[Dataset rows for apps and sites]
★ ★ ★ ★ ★
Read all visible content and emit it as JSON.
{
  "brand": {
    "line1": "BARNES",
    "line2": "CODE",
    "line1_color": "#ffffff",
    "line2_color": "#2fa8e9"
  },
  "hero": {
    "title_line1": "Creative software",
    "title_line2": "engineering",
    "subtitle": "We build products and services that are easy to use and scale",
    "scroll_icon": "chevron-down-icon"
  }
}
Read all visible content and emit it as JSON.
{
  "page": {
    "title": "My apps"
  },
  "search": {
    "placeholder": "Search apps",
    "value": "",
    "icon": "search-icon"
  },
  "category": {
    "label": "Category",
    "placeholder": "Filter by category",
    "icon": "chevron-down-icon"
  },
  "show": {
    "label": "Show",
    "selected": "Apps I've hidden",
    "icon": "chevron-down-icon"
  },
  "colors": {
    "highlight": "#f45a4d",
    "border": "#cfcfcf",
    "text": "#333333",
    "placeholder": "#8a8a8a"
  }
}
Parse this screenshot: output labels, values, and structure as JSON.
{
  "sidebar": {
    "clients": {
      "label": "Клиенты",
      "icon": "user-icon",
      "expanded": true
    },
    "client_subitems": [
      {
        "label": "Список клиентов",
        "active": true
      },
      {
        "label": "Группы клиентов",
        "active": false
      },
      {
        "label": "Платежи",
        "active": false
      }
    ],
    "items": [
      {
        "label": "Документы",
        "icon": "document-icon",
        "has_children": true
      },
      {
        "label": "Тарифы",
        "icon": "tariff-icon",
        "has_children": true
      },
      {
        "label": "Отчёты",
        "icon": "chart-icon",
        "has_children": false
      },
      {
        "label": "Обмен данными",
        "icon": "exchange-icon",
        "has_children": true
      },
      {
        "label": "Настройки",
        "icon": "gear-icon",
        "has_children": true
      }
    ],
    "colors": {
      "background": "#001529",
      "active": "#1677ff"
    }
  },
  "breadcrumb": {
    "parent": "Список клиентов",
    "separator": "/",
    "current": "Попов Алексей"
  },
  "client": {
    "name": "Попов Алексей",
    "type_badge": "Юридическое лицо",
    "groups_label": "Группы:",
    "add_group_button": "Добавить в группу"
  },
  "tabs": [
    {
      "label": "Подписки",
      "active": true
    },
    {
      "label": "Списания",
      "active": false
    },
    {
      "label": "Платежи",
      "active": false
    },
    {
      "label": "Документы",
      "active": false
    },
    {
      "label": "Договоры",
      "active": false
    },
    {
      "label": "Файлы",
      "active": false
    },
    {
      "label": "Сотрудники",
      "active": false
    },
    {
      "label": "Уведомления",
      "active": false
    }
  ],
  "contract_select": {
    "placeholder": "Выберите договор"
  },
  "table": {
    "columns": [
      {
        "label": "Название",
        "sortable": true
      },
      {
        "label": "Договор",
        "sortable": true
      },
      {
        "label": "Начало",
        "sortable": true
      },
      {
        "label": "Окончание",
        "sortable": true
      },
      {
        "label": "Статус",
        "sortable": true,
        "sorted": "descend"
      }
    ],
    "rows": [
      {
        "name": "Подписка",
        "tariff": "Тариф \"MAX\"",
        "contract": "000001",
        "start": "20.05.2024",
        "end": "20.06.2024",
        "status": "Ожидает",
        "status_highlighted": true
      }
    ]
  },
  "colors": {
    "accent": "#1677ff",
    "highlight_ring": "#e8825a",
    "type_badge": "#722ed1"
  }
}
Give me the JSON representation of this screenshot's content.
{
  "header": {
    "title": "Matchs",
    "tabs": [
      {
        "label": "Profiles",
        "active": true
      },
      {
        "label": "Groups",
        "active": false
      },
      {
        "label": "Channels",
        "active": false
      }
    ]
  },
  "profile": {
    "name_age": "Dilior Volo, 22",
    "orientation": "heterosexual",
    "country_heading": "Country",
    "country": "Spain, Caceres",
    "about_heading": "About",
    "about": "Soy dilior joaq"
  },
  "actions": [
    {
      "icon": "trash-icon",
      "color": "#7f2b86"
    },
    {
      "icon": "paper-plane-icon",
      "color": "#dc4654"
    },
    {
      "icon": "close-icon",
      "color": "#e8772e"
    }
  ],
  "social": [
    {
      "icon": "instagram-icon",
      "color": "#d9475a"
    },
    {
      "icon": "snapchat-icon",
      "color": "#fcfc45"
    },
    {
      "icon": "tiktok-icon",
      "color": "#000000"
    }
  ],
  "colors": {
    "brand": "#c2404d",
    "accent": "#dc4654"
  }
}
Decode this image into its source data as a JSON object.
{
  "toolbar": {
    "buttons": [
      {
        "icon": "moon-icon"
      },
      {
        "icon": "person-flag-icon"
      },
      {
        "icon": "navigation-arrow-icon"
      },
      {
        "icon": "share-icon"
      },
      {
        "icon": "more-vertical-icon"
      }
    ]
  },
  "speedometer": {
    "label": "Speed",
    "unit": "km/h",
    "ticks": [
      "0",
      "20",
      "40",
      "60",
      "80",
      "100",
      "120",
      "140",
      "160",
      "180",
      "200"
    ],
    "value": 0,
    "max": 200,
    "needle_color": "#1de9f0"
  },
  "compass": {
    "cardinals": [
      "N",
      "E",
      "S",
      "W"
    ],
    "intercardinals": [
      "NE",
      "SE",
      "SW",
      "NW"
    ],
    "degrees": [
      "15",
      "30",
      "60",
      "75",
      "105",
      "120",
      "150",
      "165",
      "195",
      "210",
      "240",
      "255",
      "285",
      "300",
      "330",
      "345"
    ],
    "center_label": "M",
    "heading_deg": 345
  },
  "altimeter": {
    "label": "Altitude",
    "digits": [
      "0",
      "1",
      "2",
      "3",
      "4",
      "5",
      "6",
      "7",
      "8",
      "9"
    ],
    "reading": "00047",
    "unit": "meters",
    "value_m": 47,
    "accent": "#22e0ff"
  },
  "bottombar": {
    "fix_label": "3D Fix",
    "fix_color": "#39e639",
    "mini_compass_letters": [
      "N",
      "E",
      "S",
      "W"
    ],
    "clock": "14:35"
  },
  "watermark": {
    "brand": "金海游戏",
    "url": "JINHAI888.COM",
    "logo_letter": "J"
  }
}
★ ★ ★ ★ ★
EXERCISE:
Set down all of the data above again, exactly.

RESPONSE FOR THIS EXERCISE:
Read all visible content and emit it as JSON.
{
  "brand": {
    "line1": "BARNES",
    "line2": "CODE",
    "line1_color": "#ffffff",
    "line2_color": "#2fa8e9"
  },
  "hero": {
    "title_line1": "Creative software",
    "title_line2": "engineering",
    "subtitle": "We build products and services that are easy to use and scale",
    "scroll_icon": "chevron-down-icon"
  }
}
Read all visible content and emit it as JSON.
{
  "page": {
    "title": "My apps"
  },
  "search": {
    "placeholder": "Search apps",
    "value": "",
    "icon": "search-icon"
  },
  "category": {
    "label": "Category",
    "placeholder": "Filter by category",
    "icon": "chevron-down-icon"
  },
  "show": {
    "label": "Show",
    "selected": "Apps I've hidden",
    "icon": "chevron-down-icon"
  },
  "colors": {
    "highlight": "#f45a4d",
    "border": "#cfcfcf",
    "text": "#333333",
    "placeholder": "#8a8a8a"
  }
}
Parse this screenshot: output labels, values, and structure as JSON.
{
  "sidebar": {
    "clients": {
      "label": "Клиенты",
      "icon": "user-icon",
      "expanded": true
    },
    "client_subitems": [
      {
        "label": "Список клиентов",
        "active": true
      },
      {
        "label": "Группы клиентов",
        "active": false
      },
      {
        "label": "Платежи",
        "active": false
      }
    ],
    "items": [
      {
        "label": "Документы",
        "icon": "document-icon",
        "has_children": true
      },
      {
        "label": "Тарифы",
        "icon": "tariff-icon",
        "has_children": true
      },
      {
        "label": "Отчёты",
        "icon": "chart-icon",
        "has_children": false
      },
      {
        "label": "Обмен данными",
        "icon": "exchange-icon",
        "has_children": true
      },
      {
        "label": "Настройки",
        "icon": "gear-icon",
        "has_children": true
      }
    ],
    "colors": {
      "background": "#001529",
      "active": "#1677ff"
    }
  },
  "breadcrumb": {
    "parent": "Список клиентов",
    "separator": "/",
    "current": "Попов Алексей"
  },
  "client": {
    "name": "Попов Алексей",
    "type_badge": "Юридическое лицо",
    "groups_label": "Группы:",
    "add_group_button": "Добавить в группу"
  },
  "tabs": [
    {
      "label": "Подписки",
      "active": true
    },
    {
      "label": "Списания",
      "active": false
    },
    {
      "label": "Платежи",
      "active": false
    },
    {
      "label": "Документы",
      "active": false
    },
    {
      "label": "Договоры",
      "active": false
    },
    {
      "label": "Файлы",
      "active": false
    },
    {
      "label": "Сотрудники",
      "active": false
    },
    {
      "label": "Уведомления",
      "active": false
    }
  ],
  "contract_select": {
    "placeholder": "Выберите договор"
  },
  "table": {
    "columns": [
      {
        "label": "Название",
        "sortable": true
      },
      {
        "label": "Договор",
        "sortable": true
      },
      {
        "label": "Начало",
        "sortable": true
      },
      {
        "label": "Окончание",
        "sortable": true
      },
      {
        "label": "Статус",
        "sortable": true,
        "sorted": "descend"
      }
    ],
    "rows": [
      {
        "name": "Подписка",
        "tariff": "Тариф \"MAX\"",
        "contract": "000001",
        "start": "20.05.2024",
        "end": "20.06.2024",
        "status": "Ожидает",
        "status_highlighted": true
      }
    ]
  },
  "colors": {
    "accent": "#1677ff",
    "highlight_ring": "#e8825a",
    "type_badge": "#722ed1"
  }
}
Give me the JSON representation of this screenshot's content.
{
  "header": {
    "title": "Matchs",
    "tabs": [
      {
        "label": "Profiles",
        "active": true
      },
      {
        "label": "Groups",
        "active": false
      },
      {
        "label": "Channels",
        "active": false
      }
    ]
  },
  "profile": {
    "name_age": "Dilior Volo, 22",
    "orientation": "heterosexual",
    "country_heading": "Country",
    "country": "Spain, Caceres",
    "about_heading": "About",
    "about": "Soy dilior joaq"
  },
  "actions": [
    {
      "icon": "trash-icon",
      "color": "#7f2b86"
    },
    {
      "icon": "paper-plane-icon",
      "color": "#dc4654"
    },
    {
      "icon": "close-icon",
      "color": "#e8772e"
    }
  ],
  "social": [
    {
      "icon": "instagram-icon",
      "color": "#d9475a"
    },
    {
      "icon": "snapchat-icon",
      "color": "#fcfc45"
    },
    {
      "icon": "tiktok-icon",
      "color": "#000000"
    }
  ],
  "colors": {
    "brand": "#c2404d",
    "accent": "#dc4654"
  }
}
Decode this image into its source data as a JSON object.
{
  "toolbar": {
    "buttons": [
      {
        "icon": "moon-icon"
      },
      {
        "icon": "person-flag-icon"
      },
      {
        "icon": "navigation-arrow-icon"
      },
      {
        "icon": "share-icon"
      },
      {
        "icon": "more-vertical-icon"
      }
    ]
  },
  "speedometer": {
    "label": "Speed",
    "unit": "km/h",
    "ticks": [
      "0",
      "20",
      "40",
      "60",
      "80",
      "100",
      "120",
      "140",
      "160",
      "180",
      "200"
    ],
    "value": 0,
    "max": 200,
    "needle_color": "#1de9f0"
  },
  "compass": {
    "cardinals": [
      "N",
      "E",
      "S",
      "W"
    ],
    "intercardinals": [
      "NE",
      "SE",
      "SW",
      "NW"
    ],
    "degrees": [
      "15",
      "30",
      "60",
      "75",
      "105",
      "120",
      "150",
      "165",
      "195",
      "210",
      "240",
      "255",
      "285",
      "300",
      "330",
      "345"
    ],
    "center_label": "M",
    "heading_deg": 345
  },
  "altimeter": {
    "label": "Altitude",
    "digits": [
      "0",
      "1",
      "2",
      "3",
      "4",
      "5",
      "6",
      "7",
      "8",
      "9"
    ],
    "reading": "00047",
    "unit": "meters",
    "value_m": 47,
    "accent": "#22e0ff"
  },
  "bottombar": {
    "fix_label": "3D Fix",
    "fix_color": "#39e639",
    "mini_compass_letters": [
      "N",
      "E",
      "S",
      "W"
    ],
    "clock": "14:35"
  },
  "watermark": {
    "brand": "金海游戏",
    "url": "JINHAI888.COM",
    "logo_letter": "J"
  }
}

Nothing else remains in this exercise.